The dictionary defines "sentinel" as a guard, watchdog, or protector. Likewise, the sentinal lymph node is the first node "standing guard" for your breast. In sentinel lymph node dissection, the surgeon looks for the very first lymph node that filters fluid draining away from the area of the breast that contained the breast cancer. If cancer cells are breaking away from the tumor and traveling away from your breast via the lymph system, the sentinel lymph node is more likely than other lymph nodes to contain cancer.
The idea behind sentinel node dissection is this: Instead of removing ten or more lymph nodes and analyzing all of them to look for cancer, remove only the one node that is most likely to have it. If this node is clean, chances are the other nodes have not been affected. In reality, the surgeon usually removes a cluster of two or three nodes—the sentinel node and those closest to it.

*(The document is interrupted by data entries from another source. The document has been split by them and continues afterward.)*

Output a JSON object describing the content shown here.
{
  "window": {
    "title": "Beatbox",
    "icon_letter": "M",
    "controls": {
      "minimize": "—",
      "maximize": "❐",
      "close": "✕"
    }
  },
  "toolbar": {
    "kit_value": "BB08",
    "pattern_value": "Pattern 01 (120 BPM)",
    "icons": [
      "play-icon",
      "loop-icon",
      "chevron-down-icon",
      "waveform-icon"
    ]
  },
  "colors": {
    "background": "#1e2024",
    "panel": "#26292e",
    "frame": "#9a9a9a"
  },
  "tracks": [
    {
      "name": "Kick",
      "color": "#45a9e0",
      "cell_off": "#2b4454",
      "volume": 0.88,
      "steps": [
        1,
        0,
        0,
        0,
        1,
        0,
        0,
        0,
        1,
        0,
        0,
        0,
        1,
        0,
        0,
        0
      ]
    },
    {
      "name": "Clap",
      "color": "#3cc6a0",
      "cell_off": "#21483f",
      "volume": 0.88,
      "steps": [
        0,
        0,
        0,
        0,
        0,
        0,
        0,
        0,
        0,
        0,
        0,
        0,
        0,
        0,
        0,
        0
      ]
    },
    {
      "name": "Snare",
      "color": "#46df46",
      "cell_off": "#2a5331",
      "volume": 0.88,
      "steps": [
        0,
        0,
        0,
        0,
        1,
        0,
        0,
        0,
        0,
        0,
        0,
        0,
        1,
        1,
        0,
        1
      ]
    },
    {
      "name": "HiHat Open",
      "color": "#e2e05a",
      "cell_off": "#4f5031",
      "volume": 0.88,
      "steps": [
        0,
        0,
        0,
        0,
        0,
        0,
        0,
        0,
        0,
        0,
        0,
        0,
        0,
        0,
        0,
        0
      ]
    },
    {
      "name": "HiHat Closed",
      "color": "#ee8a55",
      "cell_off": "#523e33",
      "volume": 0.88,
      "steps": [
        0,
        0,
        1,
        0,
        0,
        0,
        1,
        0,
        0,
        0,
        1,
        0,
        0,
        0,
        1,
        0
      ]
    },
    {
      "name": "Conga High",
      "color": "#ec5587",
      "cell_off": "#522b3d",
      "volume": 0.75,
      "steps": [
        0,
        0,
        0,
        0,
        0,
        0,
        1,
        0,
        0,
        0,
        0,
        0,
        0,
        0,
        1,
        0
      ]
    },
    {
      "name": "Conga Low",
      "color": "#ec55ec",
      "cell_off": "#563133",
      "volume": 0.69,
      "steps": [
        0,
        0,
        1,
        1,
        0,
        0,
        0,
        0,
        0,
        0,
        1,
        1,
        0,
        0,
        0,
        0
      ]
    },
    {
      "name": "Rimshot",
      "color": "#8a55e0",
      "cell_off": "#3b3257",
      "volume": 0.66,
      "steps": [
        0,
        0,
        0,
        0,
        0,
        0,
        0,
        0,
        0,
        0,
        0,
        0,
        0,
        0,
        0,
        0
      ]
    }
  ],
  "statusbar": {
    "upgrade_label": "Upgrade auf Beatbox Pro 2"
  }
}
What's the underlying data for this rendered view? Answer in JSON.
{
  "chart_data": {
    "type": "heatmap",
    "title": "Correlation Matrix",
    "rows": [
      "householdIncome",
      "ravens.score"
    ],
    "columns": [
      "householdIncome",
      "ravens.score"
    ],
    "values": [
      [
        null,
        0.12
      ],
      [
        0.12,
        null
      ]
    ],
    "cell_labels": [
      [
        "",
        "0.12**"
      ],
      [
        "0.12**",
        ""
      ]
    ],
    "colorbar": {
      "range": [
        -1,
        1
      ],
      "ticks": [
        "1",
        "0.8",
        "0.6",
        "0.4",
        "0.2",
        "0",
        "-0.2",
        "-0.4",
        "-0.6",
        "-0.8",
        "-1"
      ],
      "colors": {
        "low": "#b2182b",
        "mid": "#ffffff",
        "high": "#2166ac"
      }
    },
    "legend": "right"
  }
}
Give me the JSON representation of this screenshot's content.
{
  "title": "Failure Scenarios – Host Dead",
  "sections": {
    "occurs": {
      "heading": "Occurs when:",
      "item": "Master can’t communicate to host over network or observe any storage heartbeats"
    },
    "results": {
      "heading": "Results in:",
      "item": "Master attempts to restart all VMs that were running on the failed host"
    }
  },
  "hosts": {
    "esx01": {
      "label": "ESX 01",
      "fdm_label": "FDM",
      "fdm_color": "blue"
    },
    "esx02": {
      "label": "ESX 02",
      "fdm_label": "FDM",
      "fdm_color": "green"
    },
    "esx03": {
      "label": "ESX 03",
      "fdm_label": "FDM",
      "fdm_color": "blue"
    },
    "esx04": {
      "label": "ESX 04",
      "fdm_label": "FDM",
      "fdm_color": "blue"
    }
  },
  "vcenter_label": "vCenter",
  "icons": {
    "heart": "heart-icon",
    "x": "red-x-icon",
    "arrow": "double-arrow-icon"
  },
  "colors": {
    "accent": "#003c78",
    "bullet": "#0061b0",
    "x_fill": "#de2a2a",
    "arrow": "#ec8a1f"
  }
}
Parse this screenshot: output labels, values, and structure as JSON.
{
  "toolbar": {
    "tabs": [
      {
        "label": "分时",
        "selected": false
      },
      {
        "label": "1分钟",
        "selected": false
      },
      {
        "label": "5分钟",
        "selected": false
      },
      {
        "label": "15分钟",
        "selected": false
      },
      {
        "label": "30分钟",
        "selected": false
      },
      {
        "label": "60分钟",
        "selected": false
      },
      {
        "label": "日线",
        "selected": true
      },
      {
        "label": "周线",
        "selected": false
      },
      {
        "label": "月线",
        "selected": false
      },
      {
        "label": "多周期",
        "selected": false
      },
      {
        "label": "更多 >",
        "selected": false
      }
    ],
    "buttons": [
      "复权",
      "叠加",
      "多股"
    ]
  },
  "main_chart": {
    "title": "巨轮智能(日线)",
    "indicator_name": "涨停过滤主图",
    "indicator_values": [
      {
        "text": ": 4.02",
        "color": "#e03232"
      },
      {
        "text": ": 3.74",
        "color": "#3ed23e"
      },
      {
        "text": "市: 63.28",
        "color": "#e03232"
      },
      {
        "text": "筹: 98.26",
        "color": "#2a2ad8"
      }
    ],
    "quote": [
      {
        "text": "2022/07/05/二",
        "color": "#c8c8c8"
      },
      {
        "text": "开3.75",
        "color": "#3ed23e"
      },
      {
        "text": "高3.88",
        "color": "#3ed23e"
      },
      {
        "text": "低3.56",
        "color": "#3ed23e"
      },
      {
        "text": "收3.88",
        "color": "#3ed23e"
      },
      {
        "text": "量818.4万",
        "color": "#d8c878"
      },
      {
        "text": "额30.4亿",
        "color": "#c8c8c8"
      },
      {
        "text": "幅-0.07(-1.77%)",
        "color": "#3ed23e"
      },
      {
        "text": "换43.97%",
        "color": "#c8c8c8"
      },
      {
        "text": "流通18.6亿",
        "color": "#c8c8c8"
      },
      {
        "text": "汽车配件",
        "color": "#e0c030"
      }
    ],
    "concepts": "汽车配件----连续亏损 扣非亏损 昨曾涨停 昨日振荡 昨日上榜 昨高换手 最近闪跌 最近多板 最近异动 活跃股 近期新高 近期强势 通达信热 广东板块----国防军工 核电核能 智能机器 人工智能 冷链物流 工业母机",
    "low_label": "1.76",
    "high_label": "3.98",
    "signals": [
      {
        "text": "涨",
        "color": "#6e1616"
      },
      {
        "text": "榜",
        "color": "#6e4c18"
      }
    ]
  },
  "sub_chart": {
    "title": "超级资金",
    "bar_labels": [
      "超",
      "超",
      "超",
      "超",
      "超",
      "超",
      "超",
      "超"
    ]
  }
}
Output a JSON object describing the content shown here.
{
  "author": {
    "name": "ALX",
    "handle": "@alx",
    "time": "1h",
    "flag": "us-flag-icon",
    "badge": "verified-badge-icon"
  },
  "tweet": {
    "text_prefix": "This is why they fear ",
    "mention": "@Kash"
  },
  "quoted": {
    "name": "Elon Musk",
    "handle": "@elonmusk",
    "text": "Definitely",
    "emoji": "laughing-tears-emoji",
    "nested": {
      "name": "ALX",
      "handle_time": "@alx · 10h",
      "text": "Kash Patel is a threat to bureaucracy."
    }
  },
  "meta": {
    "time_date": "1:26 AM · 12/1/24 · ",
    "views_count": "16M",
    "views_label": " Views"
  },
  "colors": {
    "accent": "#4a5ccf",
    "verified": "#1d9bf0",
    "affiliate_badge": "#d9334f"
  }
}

Strategic removal of just one or a few key underarm nodes can accurately assess overall lymph node status in women who have relatively small breast cancers (no more than 2 centimeters) and who have lymph nodes that don't feel abnormal before surgery. Studies have shown that after almost 5 years, women who had just the sentinel node removed were as likely to be alive and free of cancer as women who had more lymph nodes removed. Longer follow-up will help us better understand the long-term pros and cons of sentinel lymph node dissection.